(Exercise material begins)

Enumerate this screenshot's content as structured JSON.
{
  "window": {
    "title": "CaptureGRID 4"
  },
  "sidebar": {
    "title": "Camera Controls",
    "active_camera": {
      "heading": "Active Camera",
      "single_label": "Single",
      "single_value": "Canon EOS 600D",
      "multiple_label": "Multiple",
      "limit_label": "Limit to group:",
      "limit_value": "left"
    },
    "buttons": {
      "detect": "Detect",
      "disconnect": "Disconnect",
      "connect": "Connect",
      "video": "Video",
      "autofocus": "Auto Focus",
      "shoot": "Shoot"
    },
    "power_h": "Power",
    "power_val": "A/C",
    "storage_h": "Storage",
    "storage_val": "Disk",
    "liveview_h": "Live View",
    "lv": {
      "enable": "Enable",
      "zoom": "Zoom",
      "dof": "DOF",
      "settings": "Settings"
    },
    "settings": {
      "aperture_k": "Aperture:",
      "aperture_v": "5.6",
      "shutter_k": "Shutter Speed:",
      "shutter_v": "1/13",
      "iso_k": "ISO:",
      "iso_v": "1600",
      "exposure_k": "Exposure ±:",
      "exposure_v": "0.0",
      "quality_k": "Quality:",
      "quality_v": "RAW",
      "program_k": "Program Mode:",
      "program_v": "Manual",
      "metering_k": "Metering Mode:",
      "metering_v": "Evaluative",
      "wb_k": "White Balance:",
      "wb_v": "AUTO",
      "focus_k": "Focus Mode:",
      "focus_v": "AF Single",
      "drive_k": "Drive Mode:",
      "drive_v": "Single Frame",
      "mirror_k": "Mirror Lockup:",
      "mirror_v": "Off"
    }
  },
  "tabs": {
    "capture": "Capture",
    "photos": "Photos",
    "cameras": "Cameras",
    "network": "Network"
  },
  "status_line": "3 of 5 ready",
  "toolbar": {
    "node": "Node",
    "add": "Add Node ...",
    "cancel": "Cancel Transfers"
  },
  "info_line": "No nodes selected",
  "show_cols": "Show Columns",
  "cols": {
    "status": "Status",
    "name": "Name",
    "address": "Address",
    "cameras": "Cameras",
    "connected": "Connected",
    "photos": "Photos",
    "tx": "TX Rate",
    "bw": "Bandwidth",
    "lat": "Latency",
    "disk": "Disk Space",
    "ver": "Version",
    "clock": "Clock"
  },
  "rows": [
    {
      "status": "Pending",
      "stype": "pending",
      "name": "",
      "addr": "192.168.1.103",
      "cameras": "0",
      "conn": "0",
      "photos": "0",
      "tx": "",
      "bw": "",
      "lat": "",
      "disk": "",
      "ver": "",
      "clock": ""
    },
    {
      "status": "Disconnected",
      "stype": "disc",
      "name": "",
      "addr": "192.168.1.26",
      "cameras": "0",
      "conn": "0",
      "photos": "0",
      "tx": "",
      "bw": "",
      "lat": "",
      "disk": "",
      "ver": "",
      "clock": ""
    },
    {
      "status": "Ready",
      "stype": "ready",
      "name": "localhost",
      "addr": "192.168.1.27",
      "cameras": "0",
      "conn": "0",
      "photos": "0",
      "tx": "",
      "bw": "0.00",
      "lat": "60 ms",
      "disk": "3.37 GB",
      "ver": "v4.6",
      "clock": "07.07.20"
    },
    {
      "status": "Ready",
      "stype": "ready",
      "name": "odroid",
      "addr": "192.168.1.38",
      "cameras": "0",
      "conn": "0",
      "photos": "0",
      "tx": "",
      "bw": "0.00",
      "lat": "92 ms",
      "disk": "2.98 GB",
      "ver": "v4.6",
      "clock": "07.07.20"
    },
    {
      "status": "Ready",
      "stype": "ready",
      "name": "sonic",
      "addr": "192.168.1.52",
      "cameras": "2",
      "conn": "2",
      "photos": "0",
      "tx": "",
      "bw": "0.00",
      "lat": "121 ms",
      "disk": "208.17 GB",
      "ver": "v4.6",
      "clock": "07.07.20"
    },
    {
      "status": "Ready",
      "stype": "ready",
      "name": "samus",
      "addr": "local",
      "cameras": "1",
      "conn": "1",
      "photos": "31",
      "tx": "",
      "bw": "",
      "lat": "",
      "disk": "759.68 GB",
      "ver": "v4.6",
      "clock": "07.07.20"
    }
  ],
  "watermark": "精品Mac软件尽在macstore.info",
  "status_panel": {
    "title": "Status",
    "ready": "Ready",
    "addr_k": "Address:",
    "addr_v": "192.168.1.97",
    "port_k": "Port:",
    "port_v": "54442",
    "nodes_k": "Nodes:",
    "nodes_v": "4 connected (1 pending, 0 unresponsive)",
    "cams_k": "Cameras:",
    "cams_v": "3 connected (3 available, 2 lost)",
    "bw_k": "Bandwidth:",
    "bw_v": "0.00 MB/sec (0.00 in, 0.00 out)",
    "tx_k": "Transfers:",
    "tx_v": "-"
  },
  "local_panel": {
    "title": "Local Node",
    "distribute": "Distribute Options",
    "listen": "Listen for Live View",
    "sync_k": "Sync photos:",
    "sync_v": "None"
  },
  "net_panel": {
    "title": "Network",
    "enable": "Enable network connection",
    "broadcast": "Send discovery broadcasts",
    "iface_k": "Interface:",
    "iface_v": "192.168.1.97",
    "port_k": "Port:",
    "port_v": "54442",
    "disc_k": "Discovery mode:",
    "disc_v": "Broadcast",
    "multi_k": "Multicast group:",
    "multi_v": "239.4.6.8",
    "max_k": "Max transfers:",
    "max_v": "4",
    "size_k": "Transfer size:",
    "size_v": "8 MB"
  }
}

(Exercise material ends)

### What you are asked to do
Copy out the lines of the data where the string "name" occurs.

### Problem solution
    "name": "Name",
      "name": "",
      "name": "",
      "name": "localhost",
      "name": "odroid",
      "name": "sonic",
      "name": "samus",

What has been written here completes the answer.